▶ **WORK TO BE COMPLETED**: Read the entries below and pull out each line with the string "robo".

▶ **RECORDS SHOWN**:
-*-*-

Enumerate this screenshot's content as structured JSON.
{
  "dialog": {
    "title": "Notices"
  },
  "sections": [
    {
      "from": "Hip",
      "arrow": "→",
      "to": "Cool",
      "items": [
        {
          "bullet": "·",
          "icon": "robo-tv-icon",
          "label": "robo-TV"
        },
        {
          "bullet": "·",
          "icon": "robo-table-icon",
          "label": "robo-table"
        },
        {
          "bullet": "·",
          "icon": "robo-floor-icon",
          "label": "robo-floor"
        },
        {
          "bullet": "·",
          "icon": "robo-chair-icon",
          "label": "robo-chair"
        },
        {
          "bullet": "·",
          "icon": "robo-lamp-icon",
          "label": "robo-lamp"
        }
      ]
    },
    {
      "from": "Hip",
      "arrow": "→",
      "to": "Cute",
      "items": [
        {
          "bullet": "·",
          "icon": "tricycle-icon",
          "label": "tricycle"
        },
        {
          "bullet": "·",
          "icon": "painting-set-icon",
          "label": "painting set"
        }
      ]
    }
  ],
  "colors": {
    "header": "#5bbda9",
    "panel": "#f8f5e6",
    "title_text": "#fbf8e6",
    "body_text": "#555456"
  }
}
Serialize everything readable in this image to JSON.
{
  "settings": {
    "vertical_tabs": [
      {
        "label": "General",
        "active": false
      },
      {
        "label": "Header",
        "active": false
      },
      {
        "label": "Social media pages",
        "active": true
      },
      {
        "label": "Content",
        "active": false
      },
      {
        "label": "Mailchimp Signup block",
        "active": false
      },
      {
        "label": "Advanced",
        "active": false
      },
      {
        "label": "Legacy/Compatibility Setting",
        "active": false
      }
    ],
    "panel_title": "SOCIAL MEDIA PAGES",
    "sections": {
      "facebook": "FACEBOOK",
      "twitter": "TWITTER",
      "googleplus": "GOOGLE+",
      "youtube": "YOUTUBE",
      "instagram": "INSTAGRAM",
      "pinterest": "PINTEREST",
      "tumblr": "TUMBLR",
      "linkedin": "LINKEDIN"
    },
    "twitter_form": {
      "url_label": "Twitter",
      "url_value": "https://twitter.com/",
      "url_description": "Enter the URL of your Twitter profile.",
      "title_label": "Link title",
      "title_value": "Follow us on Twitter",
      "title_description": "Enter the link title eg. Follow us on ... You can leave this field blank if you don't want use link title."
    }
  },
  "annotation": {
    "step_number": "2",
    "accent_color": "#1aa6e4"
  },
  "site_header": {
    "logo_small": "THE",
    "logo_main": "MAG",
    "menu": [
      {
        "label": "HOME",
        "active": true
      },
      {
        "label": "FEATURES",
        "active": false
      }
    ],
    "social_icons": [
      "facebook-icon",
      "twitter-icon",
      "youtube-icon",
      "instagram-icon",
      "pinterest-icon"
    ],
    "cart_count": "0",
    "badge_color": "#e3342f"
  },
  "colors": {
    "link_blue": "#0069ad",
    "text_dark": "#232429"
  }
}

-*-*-

▶ **RESULT**:
          "icon": "robo-tv-icon",
          "label": "robo-TV"
          "icon": "robo-table-icon",
          "label": "robo-table"
          "icon": "robo-floor-icon",
          "label": "robo-floor"
          "icon": "robo-chair-icon",
          "label": "robo-chair"
          "icon": "robo-lamp-icon",
          "label": "robo-lamp"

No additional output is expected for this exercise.